§ TASK ITEM
If a line in the listing carries the word "screenshot", return a copy of that line.

§ EXERCISE DATA
+++
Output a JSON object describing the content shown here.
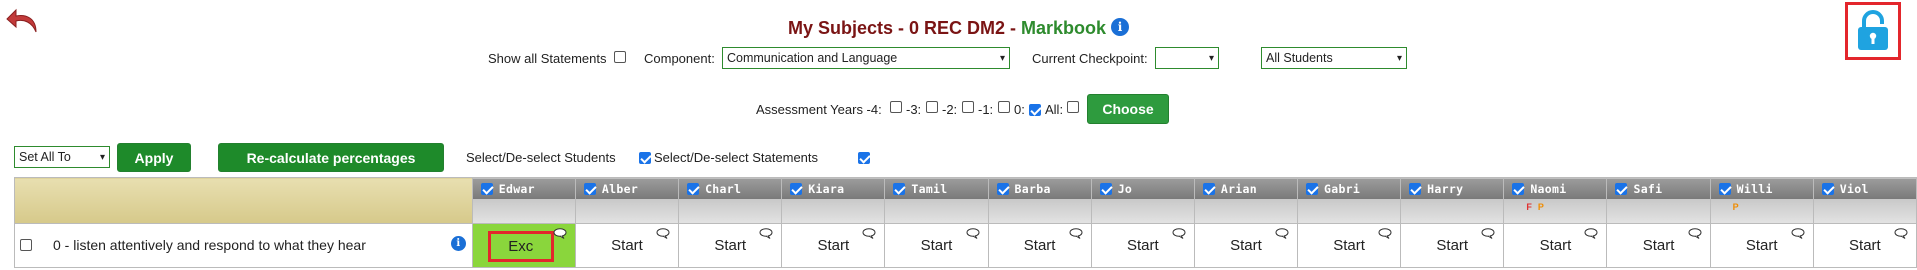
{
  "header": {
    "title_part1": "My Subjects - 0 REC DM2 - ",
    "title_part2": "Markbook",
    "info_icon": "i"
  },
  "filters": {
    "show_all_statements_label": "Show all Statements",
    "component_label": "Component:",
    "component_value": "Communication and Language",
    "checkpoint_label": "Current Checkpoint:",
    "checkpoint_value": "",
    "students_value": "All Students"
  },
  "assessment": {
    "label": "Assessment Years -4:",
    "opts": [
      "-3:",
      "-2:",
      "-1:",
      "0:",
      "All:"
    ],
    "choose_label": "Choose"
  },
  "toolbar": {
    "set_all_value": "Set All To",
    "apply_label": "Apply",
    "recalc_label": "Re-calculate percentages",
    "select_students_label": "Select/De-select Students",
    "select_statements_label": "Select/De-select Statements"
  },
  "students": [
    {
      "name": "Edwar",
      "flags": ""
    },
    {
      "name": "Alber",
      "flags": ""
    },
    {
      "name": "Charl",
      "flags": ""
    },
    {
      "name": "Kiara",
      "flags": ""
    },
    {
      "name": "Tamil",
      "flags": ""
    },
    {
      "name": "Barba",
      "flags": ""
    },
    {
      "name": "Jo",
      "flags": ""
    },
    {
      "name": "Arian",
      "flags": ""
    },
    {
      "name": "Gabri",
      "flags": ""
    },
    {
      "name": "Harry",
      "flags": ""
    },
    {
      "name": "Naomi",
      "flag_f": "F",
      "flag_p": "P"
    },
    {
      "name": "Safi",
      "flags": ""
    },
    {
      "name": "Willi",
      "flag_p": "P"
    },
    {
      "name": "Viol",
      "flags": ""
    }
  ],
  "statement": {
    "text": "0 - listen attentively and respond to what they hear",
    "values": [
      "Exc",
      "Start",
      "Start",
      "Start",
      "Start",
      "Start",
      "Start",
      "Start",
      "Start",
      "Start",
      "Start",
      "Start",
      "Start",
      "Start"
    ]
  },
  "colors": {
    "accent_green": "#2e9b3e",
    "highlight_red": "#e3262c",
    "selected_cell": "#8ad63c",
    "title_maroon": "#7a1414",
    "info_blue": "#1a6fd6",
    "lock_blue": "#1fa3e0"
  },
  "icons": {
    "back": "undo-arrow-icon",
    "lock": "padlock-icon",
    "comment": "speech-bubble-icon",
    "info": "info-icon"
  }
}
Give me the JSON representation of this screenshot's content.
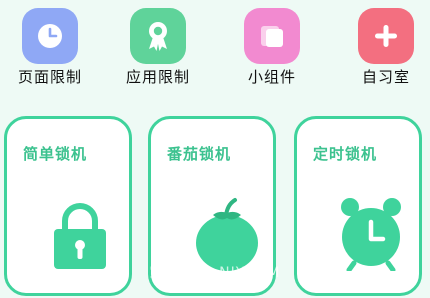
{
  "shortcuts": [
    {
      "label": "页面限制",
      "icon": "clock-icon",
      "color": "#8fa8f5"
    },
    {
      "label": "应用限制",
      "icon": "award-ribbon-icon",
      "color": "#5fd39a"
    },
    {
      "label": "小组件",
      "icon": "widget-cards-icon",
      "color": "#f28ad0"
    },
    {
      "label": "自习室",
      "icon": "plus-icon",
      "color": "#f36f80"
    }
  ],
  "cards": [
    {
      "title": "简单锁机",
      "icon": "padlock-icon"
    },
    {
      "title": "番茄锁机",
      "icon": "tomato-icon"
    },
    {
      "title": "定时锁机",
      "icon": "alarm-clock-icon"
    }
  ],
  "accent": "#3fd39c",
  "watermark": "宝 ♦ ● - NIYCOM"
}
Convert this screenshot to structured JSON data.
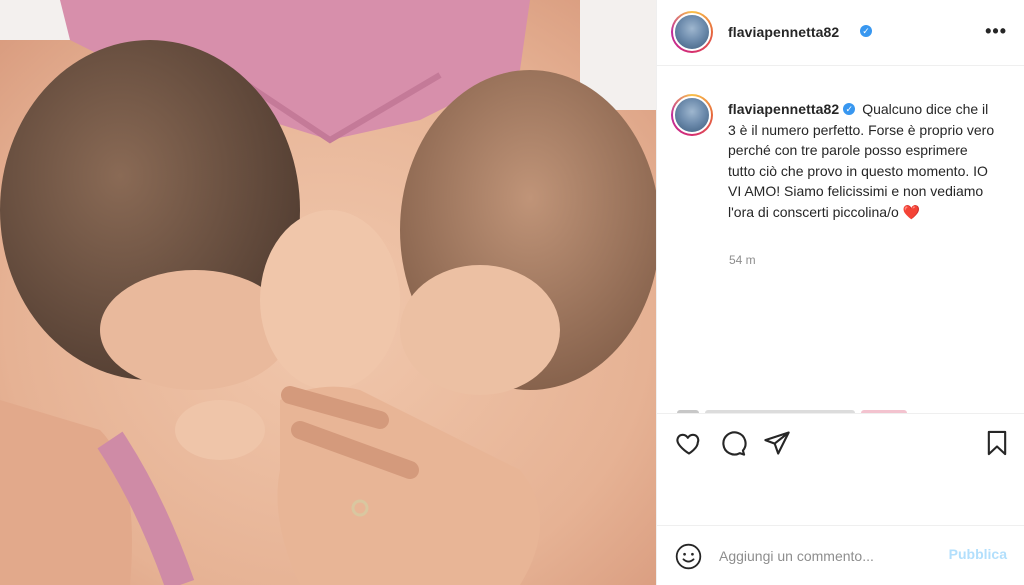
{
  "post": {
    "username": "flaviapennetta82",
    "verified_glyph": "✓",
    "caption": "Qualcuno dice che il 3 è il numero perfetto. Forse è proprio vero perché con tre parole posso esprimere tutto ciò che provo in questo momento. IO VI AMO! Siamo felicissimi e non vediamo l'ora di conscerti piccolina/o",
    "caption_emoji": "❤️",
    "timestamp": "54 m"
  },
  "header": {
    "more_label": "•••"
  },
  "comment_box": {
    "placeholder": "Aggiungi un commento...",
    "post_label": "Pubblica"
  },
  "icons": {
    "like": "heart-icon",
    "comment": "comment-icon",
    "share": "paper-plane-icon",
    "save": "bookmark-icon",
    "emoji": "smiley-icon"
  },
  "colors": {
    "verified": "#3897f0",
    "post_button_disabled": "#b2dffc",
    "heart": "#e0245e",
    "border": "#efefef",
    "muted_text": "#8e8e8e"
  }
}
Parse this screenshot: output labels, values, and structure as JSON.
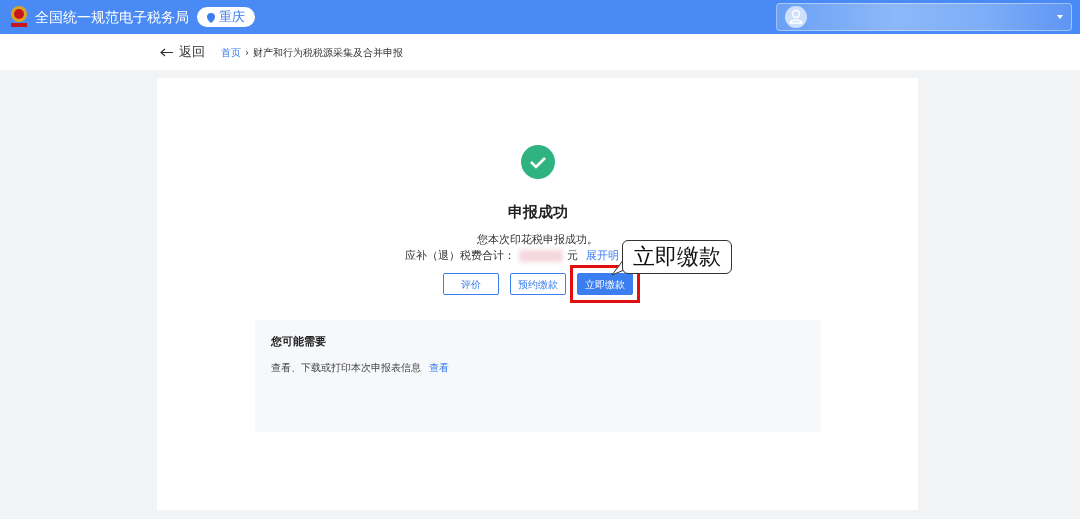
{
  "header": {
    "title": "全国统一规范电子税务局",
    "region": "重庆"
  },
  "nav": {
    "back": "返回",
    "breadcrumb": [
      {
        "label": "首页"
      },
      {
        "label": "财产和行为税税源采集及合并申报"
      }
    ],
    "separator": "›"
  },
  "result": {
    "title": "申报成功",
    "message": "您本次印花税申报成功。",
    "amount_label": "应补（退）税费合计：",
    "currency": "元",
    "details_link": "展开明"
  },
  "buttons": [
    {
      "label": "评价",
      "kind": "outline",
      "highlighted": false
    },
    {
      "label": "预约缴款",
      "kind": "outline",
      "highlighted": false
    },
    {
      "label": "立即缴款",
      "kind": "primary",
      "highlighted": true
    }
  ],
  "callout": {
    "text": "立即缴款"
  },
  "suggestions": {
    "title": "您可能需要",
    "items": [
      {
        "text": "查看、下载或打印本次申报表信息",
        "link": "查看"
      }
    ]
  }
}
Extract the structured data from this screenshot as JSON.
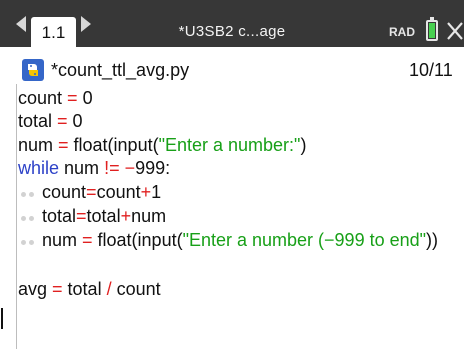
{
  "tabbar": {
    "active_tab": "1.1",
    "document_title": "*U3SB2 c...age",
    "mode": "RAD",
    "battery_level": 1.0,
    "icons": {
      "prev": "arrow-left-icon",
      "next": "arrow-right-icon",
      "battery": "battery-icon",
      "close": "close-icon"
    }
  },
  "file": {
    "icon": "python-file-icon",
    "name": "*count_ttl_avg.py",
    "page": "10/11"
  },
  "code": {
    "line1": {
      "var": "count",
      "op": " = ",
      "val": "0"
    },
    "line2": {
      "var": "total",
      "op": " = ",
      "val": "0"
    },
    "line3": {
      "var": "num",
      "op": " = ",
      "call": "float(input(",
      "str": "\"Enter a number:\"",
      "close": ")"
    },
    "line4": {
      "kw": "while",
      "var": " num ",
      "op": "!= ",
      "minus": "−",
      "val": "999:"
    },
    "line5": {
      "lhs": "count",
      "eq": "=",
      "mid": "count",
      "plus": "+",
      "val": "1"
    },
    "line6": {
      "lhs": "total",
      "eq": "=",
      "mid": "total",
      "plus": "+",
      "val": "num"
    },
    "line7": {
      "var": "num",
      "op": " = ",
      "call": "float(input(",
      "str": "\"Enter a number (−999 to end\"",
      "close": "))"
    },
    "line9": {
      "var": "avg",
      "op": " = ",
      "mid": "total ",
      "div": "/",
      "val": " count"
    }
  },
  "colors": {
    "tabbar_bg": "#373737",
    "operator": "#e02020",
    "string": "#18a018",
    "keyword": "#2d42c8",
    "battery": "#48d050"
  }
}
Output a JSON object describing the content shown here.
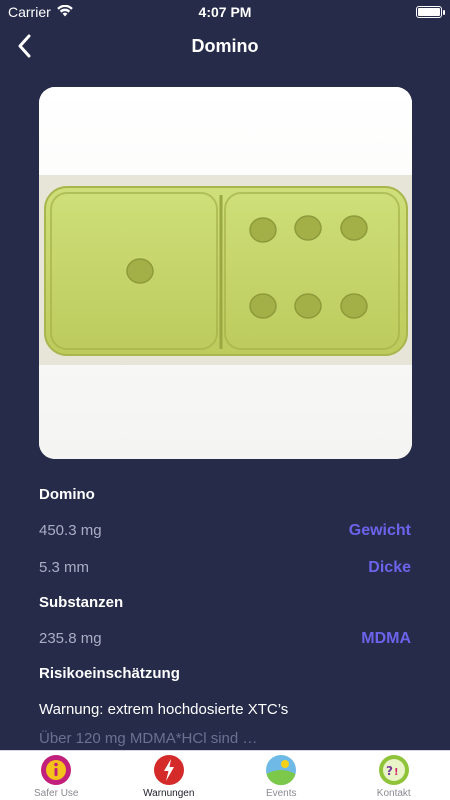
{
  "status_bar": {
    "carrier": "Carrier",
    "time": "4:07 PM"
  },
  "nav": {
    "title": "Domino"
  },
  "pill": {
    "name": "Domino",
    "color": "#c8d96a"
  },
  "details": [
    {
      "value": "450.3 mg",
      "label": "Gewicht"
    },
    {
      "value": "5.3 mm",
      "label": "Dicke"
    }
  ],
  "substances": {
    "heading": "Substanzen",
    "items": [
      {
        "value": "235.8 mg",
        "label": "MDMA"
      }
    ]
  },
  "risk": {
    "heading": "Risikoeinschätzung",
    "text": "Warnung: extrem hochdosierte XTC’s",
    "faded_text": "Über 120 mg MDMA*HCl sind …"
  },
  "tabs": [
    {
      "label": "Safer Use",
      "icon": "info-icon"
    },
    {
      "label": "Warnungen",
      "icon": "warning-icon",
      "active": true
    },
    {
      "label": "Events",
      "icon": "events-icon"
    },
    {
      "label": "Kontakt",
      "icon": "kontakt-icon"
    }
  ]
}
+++
§ EXERCISE RESULT
Give me the JSON representation of this screenshot's content.
Convert this screenshot to structured JSON data.
Parse this screenshot: output labels, values, and structure as JSON.
Extract the structured data from this screenshot as JSON.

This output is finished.